[Website and app data records]
===============

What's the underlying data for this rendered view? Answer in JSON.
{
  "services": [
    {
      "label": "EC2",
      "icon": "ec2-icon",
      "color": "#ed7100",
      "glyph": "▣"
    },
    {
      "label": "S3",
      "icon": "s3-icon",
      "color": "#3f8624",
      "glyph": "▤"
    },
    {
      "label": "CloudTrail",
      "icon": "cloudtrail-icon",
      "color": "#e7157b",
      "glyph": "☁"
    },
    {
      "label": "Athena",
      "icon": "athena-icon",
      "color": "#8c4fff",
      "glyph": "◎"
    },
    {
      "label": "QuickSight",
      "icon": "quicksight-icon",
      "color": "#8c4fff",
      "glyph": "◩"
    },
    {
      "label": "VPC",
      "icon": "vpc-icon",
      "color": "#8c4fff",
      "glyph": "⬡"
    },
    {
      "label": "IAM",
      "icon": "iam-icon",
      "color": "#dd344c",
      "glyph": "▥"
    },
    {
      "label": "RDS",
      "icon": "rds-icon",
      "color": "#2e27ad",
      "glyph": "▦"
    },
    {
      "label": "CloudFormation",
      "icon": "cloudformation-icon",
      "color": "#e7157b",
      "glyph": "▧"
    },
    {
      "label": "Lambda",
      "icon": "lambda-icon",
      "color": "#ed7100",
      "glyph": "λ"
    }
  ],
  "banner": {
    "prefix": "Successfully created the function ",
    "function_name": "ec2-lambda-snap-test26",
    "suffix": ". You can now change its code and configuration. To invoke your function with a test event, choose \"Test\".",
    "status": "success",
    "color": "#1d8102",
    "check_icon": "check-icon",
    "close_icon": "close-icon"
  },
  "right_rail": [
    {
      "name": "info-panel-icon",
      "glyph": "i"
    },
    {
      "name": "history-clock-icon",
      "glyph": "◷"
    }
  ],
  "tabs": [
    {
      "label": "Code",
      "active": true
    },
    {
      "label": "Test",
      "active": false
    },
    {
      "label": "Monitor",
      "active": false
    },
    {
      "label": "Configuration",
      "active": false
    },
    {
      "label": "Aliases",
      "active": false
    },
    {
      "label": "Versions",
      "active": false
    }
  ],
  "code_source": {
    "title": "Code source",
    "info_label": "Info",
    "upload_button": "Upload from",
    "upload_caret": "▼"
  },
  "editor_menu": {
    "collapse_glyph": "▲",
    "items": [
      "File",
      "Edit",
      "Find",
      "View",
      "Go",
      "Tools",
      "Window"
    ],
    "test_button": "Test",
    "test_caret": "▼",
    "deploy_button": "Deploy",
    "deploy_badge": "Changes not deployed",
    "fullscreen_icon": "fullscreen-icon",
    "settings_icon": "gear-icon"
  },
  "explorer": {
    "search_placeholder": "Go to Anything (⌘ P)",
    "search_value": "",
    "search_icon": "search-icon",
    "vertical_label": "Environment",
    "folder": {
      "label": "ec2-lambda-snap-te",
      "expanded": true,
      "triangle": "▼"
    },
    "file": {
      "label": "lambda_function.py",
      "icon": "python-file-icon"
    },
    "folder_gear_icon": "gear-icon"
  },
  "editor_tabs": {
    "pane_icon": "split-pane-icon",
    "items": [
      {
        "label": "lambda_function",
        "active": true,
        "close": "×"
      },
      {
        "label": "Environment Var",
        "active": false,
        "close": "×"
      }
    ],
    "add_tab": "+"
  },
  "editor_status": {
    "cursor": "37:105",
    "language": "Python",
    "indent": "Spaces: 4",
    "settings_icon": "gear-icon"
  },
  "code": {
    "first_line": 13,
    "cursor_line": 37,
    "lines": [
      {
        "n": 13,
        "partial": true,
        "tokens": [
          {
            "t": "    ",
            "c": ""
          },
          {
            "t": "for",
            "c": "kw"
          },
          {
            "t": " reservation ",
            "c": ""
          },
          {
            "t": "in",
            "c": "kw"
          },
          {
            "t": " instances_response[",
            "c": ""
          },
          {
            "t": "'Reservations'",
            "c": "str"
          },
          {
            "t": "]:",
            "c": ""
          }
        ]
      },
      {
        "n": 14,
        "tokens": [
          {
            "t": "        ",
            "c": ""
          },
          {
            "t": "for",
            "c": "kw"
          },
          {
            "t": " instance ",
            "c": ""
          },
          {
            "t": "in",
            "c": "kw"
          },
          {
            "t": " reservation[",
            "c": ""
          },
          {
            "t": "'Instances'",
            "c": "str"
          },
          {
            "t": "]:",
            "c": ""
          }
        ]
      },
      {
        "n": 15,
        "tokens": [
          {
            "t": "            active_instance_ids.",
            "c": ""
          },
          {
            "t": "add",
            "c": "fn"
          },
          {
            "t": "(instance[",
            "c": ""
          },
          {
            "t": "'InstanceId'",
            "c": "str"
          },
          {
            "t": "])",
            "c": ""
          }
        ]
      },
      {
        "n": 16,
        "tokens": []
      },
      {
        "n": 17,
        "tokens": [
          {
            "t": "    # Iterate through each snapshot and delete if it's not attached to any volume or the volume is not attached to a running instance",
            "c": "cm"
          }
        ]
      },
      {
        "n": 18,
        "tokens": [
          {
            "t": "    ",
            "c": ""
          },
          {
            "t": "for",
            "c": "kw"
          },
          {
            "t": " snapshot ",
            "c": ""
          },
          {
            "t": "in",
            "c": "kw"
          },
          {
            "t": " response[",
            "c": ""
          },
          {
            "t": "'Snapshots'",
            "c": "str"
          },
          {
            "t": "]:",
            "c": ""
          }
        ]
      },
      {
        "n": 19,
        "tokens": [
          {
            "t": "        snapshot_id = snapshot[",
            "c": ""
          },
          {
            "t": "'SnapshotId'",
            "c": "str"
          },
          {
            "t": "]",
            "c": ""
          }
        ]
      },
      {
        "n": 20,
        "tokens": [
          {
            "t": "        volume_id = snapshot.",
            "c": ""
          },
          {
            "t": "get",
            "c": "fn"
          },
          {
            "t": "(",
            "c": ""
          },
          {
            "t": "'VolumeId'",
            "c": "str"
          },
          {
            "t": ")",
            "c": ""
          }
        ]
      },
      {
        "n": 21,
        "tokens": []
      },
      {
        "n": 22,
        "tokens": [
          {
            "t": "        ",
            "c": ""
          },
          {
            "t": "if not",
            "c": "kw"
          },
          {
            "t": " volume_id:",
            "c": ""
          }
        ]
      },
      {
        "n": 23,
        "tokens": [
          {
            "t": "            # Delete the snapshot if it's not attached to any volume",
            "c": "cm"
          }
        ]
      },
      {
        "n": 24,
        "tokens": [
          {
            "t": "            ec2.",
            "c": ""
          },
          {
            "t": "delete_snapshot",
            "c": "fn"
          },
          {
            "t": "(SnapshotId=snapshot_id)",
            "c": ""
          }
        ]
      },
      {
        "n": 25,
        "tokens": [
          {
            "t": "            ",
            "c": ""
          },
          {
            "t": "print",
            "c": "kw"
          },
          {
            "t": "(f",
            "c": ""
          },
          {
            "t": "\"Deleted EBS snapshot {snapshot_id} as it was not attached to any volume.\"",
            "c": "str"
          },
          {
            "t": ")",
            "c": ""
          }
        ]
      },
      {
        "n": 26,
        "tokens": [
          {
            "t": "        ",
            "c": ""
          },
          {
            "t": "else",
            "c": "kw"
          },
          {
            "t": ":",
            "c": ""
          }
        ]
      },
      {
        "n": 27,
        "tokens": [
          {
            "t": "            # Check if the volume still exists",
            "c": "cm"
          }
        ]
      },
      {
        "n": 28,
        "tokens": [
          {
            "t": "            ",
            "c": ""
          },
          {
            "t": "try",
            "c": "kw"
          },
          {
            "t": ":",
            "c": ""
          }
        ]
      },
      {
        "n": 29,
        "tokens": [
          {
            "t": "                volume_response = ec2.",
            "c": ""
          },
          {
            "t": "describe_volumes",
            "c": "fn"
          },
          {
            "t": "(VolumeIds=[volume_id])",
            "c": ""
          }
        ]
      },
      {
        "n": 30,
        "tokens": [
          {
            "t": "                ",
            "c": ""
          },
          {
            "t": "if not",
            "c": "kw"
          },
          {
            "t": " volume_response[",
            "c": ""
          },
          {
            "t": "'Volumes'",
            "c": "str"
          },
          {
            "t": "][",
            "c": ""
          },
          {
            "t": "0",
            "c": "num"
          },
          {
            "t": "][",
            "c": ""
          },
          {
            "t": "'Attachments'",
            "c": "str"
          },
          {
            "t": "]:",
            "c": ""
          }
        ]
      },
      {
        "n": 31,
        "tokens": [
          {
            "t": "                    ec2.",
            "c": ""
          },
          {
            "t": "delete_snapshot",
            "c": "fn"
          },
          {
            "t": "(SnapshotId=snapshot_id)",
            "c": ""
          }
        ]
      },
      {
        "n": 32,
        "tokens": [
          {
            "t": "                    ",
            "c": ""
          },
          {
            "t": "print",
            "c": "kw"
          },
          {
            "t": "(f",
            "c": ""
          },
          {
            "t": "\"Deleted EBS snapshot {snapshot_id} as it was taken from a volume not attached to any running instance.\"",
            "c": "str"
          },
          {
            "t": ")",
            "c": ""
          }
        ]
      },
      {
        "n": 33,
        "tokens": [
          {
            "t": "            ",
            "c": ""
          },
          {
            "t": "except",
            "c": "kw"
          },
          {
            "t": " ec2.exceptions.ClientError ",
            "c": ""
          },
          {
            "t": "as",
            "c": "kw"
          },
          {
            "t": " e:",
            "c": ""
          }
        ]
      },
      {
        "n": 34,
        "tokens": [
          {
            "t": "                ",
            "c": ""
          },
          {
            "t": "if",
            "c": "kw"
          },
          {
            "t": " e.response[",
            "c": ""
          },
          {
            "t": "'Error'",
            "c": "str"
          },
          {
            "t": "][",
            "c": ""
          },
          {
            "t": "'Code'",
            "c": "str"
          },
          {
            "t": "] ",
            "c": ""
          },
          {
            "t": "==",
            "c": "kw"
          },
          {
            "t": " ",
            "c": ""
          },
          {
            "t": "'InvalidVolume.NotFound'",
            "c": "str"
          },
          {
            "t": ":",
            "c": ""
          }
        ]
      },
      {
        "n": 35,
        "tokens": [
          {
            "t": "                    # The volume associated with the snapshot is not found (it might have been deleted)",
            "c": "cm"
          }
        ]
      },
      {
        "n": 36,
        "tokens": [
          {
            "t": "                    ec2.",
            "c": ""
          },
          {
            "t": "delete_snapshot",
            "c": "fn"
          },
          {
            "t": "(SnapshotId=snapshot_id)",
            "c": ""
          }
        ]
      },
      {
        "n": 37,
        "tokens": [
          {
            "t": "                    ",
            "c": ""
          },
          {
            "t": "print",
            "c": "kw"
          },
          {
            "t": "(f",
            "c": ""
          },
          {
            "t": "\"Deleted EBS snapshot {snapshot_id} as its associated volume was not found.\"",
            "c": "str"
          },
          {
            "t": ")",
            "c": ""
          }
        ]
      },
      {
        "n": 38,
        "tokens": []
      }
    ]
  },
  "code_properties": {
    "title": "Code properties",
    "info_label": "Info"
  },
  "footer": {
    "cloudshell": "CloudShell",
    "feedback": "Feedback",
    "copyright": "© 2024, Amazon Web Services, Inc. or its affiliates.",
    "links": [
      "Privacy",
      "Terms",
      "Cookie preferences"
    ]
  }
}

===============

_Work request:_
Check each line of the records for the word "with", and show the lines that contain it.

_Response for this exercise:_
    "suffix": ". You can now change its code and configuration. To invoke your function with a test event, choose \"Test\".",
            "t": "                    # The volume associated with the snapshot is not found (it might have been deleted)",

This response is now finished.